Archives for posts tagged ‘mustache’

mustache-themed Hi-Striker


So Crushtoberfest is approaching again, and the party plans are in full swing. In case you missed it, Crushtoberfest ’08 was the house party that capped off a six week mustache growing contest among BDC employees and their friends and families. Last year’s feat-of-strength competition featuring the Captains of Crush grippers was a huge success, so we decided to step it up this year.

We liked the idea of a Hi-Striker, the classic carnival game where you swing an oversized hammer and try to ring the bell. But renting a Hi-Striker is not cheap, and we saw the opportunity to build something awesome. So going with the vague carnival theme (and the overt mustache theme) I generated this concept sketch for an electronic Hi-Striker, featuring a larger-than-life Tom Selleck head with light up eyes and fireballs shooting from his ears.

Here’s the plan: The contestant will strike the rubber pad with the hammer, compressing the sealed rubber hose under it. An air pressure sensor attached to one end of the hose will generate an analog voltage (up to 5v), the Arduino Mega will read the voltage and light up the LEDs according to a predefined scale. If the hit is a “ringer” then the LEDs will light all the way to the top, Tom Selleck’s eyes will light up, and fireballs will shoot from his ears. BTW the fireball effect is a flash paper/model rocket ignitor thing we worked out for last year’s party but never used. We also plan to have sound effects go with the LEDs, using the Adafruit Wave Shield for Arduino.

Stay tuned for more.

Selleck head

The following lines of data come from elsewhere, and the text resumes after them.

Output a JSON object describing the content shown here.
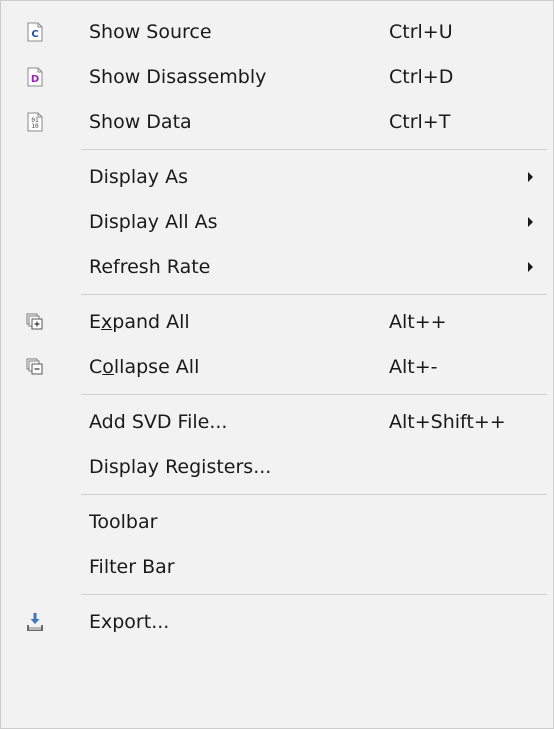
{
  "menu": {
    "show_source": {
      "label": "Show Source",
      "shortcut": "Ctrl+U",
      "icon": "source-c-icon"
    },
    "show_disassembly": {
      "label": "Show Disassembly",
      "shortcut": "Ctrl+D",
      "icon": "disassembly-d-icon"
    },
    "show_data": {
      "label": "Show Data",
      "shortcut": "Ctrl+T",
      "icon": "data-binary-icon"
    },
    "display_as": {
      "label": "Display As"
    },
    "display_all_as": {
      "label": "Display All As"
    },
    "refresh_rate": {
      "label": "Refresh Rate"
    },
    "expand_all": {
      "label_pre": "E",
      "label_ul": "x",
      "label_post": "pand All",
      "shortcut": "Alt++",
      "icon": "expand-all-icon"
    },
    "collapse_all": {
      "label_pre": "C",
      "label_ul": "o",
      "label_post": "llapse All",
      "shortcut": "Alt+-",
      "icon": "collapse-all-icon"
    },
    "add_svd": {
      "label": "Add SVD File...",
      "shortcut": "Alt+Shift++"
    },
    "display_registers": {
      "label": "Display Registers..."
    },
    "toolbar": {
      "label": "Toolbar"
    },
    "filter_bar": {
      "label": "Filter Bar"
    },
    "export": {
      "label": "Export...",
      "icon": "export-icon"
    }
  },
  "colors": {
    "background": "#f2f2f2",
    "separator": "#d0d0d0",
    "text": "#1a1a1a"
  }
}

Sam is working on the Selleck head for the top of the Hi-Striker and it looks awesome!


The photo is deceiving… that thing is almost four feet high.

Crushtoberfest promo video!

A few photos from Crushtoberfest ’09


The Selleck Striker ready for action.


Lisa about to show it who’s boss.


Beer pong!


That’s a lot of facial hair.

clip-on mustaches for Crushtoberfest ’12

It’s Crushtoberfest time again… time for mustache-related tomfoolery leading up to our big, hairy keg party. With all the men-folk growing their best mustaches (open to any facial hair this year, BTW), the ladies inevitably feel left out, so this year I wanted to help get them involved.

Sadly enough this was one of the more challenging 3D modeling projects I’ve had recently. I first sketched a couple of splines to define the general shape of a mustache, then created an ellipse perpendicular to those curves. I then projected the splines onto a curved surface so the mustache would better follow the shape of the face, and swept the ellipse along them.

I then mirrored the ‘stache and cut out an additional scoop in the back to make room for the clip. The clip was designed to fit into the nose and clamp the part in between the nostrils. I took a blind stab at the sizing of all the elements, hoping it would be ¬†flexible enough to be comfortable but stiff enough to not fall out. I printed one out and tried it on… Turns out the spheres up top were not big enough and the clip was way too stiff, resulting in immediate pain, especially when removing it.

In the revised design I added some loops in the clip to make it more compliant, made the pads bigger and flatter, and added some fingernail nubbins to help spread the pads to put the mustache on.

I took this one around to some test subjects and we determined the mustache was a little too wide and thick to allow for beer drinking, so the next revision shrunk everything down a little.

The geometry of the clip changed enough to affect the compliance, but we’re still within acceptable stiffness. The best part is the layer lines inherent in the FDM process makes for a near-perfect mustache-hair texture. Here’s the finished product, ready for Crushtoberfest!

UPDATE: I uploaded the .stl files to Thingiverse!

UPDATE 10/25: Here’s an alternate style, for those of you into the push broom. Also available on Thingiverse:

bouncy-ball race trophies

That’s right, bouncy-ball races. Crushtoberfest is about three things: mustaches, drinking, and a complicated competition that makes adults look ridiculous. This year we had a couple of great ideas–like mini-bike jousting–but one too many conversations about safety killed that one:

Lack of time was also a factor this year, so compromises were made and we ended up here:

Since there’s really no “making” in the event, I looked to create a fun trophy instead.

A combination of FDM 3D-printed parts, laser-etched name plates, stained oak and lots of gold spray paint resulted in a surprisingly “official” looking trophy.